## [EXERCISE AIM]
Word for word, restate all of the entries.

## [INPUT FOR THIS TASK]
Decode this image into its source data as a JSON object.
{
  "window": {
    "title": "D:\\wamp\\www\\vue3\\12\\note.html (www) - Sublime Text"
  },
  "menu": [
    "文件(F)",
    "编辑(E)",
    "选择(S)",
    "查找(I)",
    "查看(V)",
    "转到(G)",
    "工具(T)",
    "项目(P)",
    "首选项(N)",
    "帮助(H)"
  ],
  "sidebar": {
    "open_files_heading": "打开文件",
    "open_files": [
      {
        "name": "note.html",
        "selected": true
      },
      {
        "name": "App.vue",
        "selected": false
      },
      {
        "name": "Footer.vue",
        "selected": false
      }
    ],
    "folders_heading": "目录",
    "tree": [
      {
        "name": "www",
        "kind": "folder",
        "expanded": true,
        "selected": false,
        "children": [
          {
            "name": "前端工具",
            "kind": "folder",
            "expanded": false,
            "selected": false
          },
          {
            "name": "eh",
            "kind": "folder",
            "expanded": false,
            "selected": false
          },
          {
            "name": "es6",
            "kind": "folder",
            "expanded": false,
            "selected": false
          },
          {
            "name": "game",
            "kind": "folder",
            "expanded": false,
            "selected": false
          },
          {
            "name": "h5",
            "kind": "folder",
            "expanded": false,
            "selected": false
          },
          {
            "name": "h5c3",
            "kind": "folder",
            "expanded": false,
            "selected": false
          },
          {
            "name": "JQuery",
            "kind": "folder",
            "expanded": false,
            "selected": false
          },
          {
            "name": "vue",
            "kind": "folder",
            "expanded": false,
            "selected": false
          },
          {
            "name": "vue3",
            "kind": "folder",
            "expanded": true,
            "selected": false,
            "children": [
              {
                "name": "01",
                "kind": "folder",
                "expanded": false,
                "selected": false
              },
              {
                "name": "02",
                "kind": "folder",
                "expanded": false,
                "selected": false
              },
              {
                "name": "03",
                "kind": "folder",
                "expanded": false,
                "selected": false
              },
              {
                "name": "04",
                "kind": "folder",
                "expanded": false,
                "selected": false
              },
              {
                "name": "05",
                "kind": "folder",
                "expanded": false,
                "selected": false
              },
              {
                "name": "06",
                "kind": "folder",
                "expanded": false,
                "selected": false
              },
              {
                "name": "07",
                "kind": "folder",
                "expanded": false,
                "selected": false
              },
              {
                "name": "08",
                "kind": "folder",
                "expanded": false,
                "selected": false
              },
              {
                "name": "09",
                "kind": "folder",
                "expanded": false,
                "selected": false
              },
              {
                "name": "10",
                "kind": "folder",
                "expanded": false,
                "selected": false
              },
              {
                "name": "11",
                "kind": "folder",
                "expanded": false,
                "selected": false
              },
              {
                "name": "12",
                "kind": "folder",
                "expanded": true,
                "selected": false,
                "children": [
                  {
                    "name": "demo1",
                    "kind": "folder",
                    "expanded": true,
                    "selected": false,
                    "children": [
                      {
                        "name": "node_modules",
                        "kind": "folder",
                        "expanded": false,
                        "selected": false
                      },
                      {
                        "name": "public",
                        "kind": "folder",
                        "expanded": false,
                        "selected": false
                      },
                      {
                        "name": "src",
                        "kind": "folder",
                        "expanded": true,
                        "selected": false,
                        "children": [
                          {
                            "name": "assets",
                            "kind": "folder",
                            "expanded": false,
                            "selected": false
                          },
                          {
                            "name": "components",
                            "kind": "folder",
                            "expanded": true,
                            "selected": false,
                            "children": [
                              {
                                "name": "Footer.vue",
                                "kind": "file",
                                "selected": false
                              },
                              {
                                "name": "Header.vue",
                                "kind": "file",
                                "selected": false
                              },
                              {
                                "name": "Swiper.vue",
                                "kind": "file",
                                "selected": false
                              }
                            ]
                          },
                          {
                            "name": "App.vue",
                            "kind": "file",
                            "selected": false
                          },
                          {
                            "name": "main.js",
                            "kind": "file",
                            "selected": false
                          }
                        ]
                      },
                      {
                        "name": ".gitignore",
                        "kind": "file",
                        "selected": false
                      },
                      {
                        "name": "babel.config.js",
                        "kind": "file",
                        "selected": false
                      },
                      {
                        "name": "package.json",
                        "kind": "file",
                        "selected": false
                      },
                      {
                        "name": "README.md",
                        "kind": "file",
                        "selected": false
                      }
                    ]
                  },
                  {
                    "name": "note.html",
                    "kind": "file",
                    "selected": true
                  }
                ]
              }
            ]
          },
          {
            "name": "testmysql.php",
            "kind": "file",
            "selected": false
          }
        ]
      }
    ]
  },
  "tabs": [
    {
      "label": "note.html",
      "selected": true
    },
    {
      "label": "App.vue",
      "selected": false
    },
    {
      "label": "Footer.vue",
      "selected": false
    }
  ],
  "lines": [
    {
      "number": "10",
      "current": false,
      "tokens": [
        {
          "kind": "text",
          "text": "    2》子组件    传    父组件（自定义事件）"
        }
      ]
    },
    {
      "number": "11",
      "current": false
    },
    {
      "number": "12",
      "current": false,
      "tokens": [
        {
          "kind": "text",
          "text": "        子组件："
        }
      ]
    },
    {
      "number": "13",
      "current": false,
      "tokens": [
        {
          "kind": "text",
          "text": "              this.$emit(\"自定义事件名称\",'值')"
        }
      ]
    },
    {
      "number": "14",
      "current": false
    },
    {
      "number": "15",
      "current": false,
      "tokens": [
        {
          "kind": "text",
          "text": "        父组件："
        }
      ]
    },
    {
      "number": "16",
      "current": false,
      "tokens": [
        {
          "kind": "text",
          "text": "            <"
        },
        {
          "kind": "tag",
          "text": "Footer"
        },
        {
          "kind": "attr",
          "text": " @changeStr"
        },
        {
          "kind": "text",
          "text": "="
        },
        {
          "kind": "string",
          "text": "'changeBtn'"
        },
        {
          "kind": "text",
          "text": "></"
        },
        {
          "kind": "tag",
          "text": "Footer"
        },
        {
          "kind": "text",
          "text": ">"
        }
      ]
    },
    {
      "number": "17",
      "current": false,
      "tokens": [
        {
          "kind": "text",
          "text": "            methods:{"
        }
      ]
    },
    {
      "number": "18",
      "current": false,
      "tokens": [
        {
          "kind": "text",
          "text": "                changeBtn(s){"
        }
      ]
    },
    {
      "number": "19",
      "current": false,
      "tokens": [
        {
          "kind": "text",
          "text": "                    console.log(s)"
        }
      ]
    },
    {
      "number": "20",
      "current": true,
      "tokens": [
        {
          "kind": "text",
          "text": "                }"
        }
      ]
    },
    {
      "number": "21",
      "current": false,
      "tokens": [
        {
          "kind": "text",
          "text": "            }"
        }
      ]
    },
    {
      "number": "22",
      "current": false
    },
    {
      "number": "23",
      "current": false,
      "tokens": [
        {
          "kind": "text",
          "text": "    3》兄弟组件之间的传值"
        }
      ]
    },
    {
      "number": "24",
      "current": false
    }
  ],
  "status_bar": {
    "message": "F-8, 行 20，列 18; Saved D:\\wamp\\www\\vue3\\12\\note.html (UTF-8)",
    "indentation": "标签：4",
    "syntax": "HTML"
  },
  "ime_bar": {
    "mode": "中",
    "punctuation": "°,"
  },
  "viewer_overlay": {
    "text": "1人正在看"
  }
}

## [EXERCISE RESPONSE]
Decode this image into its source data as a JSON object.
{
  "window": {
    "title": "D:\\wamp\\www\\vue3\\12\\note.html (www) - Sublime Text"
  },
  "menu": [
    "文件(F)",
    "编辑(E)",
    "选择(S)",
    "查找(I)",
    "查看(V)",
    "转到(G)",
    "工具(T)",
    "项目(P)",
    "首选项(N)",
    "帮助(H)"
  ],
  "sidebar": {
    "open_files_heading": "打开文件",
    "open_files": [
      {
        "name": "note.html",
        "selected": true
      },
      {
        "name": "App.vue",
        "selected": false
      },
      {
        "name": "Footer.vue",
        "selected": false
      }
    ],
    "folders_heading": "目录",
    "tree": [
      {
        "name": "www",
        "kind": "folder",
        "expanded": true,
        "selected": false,
        "children": [
          {
            "name": "前端工具",
            "kind": "folder",
            "expanded": false,
            "selected": false
          },
          {
            "name": "eh",
            "kind": "folder",
            "expanded": false,
            "selected": false
          },
          {
            "name": "es6",
            "kind": "folder",
            "expanded": false,
            "selected": false
          },
          {
            "name": "game",
            "kind": "folder",
            "expanded": false,
            "selected": false
          },
          {
            "name": "h5",
            "kind": "folder",
            "expanded": false,
            "selected": false
          },
          {
            "name": "h5c3",
            "kind": "folder",
            "expanded": false,
            "selected": false
          },
          {
            "name": "JQuery",
            "kind": "folder",
            "expanded": false,
            "selected": false
          },
          {
            "name": "vue",
            "kind": "folder",
            "expanded": false,
            "selected": false
          },
          {
            "name": "vue3",
            "kind": "folder",
            "expanded": true,
            "selected": false,
            "children": [
              {
                "name": "01",
                "kind": "folder",
                "expanded": false,
                "selected": false
              },
              {
                "name": "02",
                "kind": "folder",
                "expanded": false,
                "selected": false
              },
              {
                "name": "03",
                "kind": "folder",
                "expanded": false,
                "selected": false
              },
              {
                "name": "04",
                "kind": "folder",
                "expanded": false,
                "selected": false
              },
              {
                "name": "05",
                "kind": "folder",
                "expanded": false,
                "selected": false
              },
              {
                "name": "06",
                "kind": "folder",
                "expanded": false,
                "selected": false
              },
              {
                "name": "07",
                "kind": "folder",
                "expanded": false,
                "selected": false
              },
              {
                "name": "08",
                "kind": "folder",
                "expanded": false,
                "selected": false
              },
              {
                "name": "09",
                "kind": "folder",
                "expanded": false,
                "selected": false
              },
              {
                "name": "10",
                "kind": "folder",
                "expanded": false,
                "selected": false
              },
              {
                "name": "11",
                "kind": "folder",
                "expanded": false,
                "selected": false
              },
              {
                "name": "12",
                "kind": "folder",
                "expanded": true,
                "selected": false,
                "children": [
                  {
                    "name": "demo1",
                    "kind": "folder",
                    "expanded": true,
                    "selected": false,
                    "children": [
                      {
                        "name": "node_modules",
                        "kind": "folder",
                        "expanded": false,
                        "selected": false
                      },
                      {
                        "name": "public",
                        "kind": "folder",
                        "expanded": false,
                        "selected": false
                      },
                      {
                        "name": "src",
                        "kind": "folder",
                        "expanded": true,
                        "selected": false,
                        "children": [
                          {
                            "name": "assets",
                            "kind": "folder",
                            "expanded": false,
                            "selected": false
                          },
                          {
                            "name": "components",
                            "kind": "folder",
                            "expanded": true,
                            "selected": false,
                            "children": [
                              {
                                "name": "Footer.vue",
                                "kind": "file",
                                "selected": false
                              },
                              {
                                "name": "Header.vue",
                                "kind": "file",
                                "selected": false
                              },
                              {
                                "name": "Swiper.vue",
                                "kind": "file",
                                "selected": false
                              }
                            ]
                          },
                          {
                            "name": "App.vue",
                            "kind": "file",
                            "selected": false
                          },
                          {
                            "name": "main.js",
                            "kind": "file",
                            "selected": false
                          }
                        ]
                      },
                      {
                        "name": ".gitignore",
                        "kind": "file",
                        "selected": false
                      },
                      {
                        "name": "babel.config.js",
                        "kind": "file",
                        "selected": false
                      },
                      {
                        "name": "package.json",
                        "kind": "file",
                        "selected": false
                      },
                      {
                        "name": "README.md",
                        "kind": "file",
                        "selected": false
                      }
                    ]
                  },
                  {
                    "name": "note.html",
                    "kind": "file",
                    "selected": true
                  }
                ]
              }
            ]
          },
          {
            "name": "testmysql.php",
            "kind": "file",
            "selected": false
          }
        ]
      }
    ]
  },
  "tabs": [
    {
      "label": "note.html",
      "selected": true
    },
    {
      "label": "App.vue",
      "selected": false
    },
    {
      "label": "Footer.vue",
      "selected": false
    }
  ],
  "lines": [
    {
      "number": "10",
      "current": false,
      "tokens": [
        {
          "kind": "text",
          "text": "    2》子组件    传    父组件（自定义事件）"
        }
      ]
    },
    {
      "number": "11",
      "current": false
    },
    {
      "number": "12",
      "current": false,
      "tokens": [
        {
          "kind": "text",
          "text": "        子组件："
        }
      ]
    },
    {
      "number": "13",
      "current": false,
      "tokens": [
        {
          "kind": "text",
          "text": "              this.$emit(\"自定义事件名称\",'值')"
        }
      ]
    },
    {
      "number": "14",
      "current": false
    },
    {
      "number": "15",
      "current": false,
      "tokens": [
        {
          "kind": "text",
          "text": "        父组件："
        }
      ]
    },
    {
      "number": "16",
      "current": false,
      "tokens": [
        {
          "kind": "text",
          "text": "            <"
        },
        {
          "kind": "tag",
          "text": "Footer"
        },
        {
          "kind": "attr",
          "text": " @changeStr"
        },
        {
          "kind": "text",
          "text": "="
        },
        {
          "kind": "string",
          "text": "'changeBtn'"
        },
        {
          "kind": "text",
          "text": "></"
        },
        {
          "kind": "tag",
          "text": "Footer"
        },
        {
          "kind": "text",
          "text": ">"
        }
      ]
    },
    {
      "number": "17",
      "current": false,
      "tokens": [
        {
          "kind": "text",
          "text": "            methods:{"
        }
      ]
    },
    {
      "number": "18",
      "current": false,
      "tokens": [
        {
          "kind": "text",
          "text": "                changeBtn(s){"
        }
      ]
    },
    {
      "number": "19",
      "current": false,
      "tokens": [
        {
          "kind": "text",
          "text": "                    console.log(s)"
        }
      ]
    },
    {
      "number": "20",
      "current": true,
      "tokens": [
        {
          "kind": "text",
          "text": "                }"
        }
      ]
    },
    {
      "number": "21",
      "current": false,
      "tokens": [
        {
          "kind": "text",
          "text": "            }"
        }
      ]
    },
    {
      "number": "22",
      "current": false
    },
    {
      "number": "23",
      "current": false,
      "tokens": [
        {
          "kind": "text",
          "text": "    3》兄弟组件之间的传值"
        }
      ]
    },
    {
      "number": "24",
      "current": false
    }
  ],
  "status_bar": {
    "message": "F-8, 行 20，列 18; Saved D:\\wamp\\www\\vue3\\12\\note.html (UTF-8)",
    "indentation": "标签：4",
    "syntax": "HTML"
  },
  "ime_bar": {
    "mode": "中",
    "punctuation": "°,"
  },
  "viewer_overlay": {
    "text": "1人正在看"
  }
}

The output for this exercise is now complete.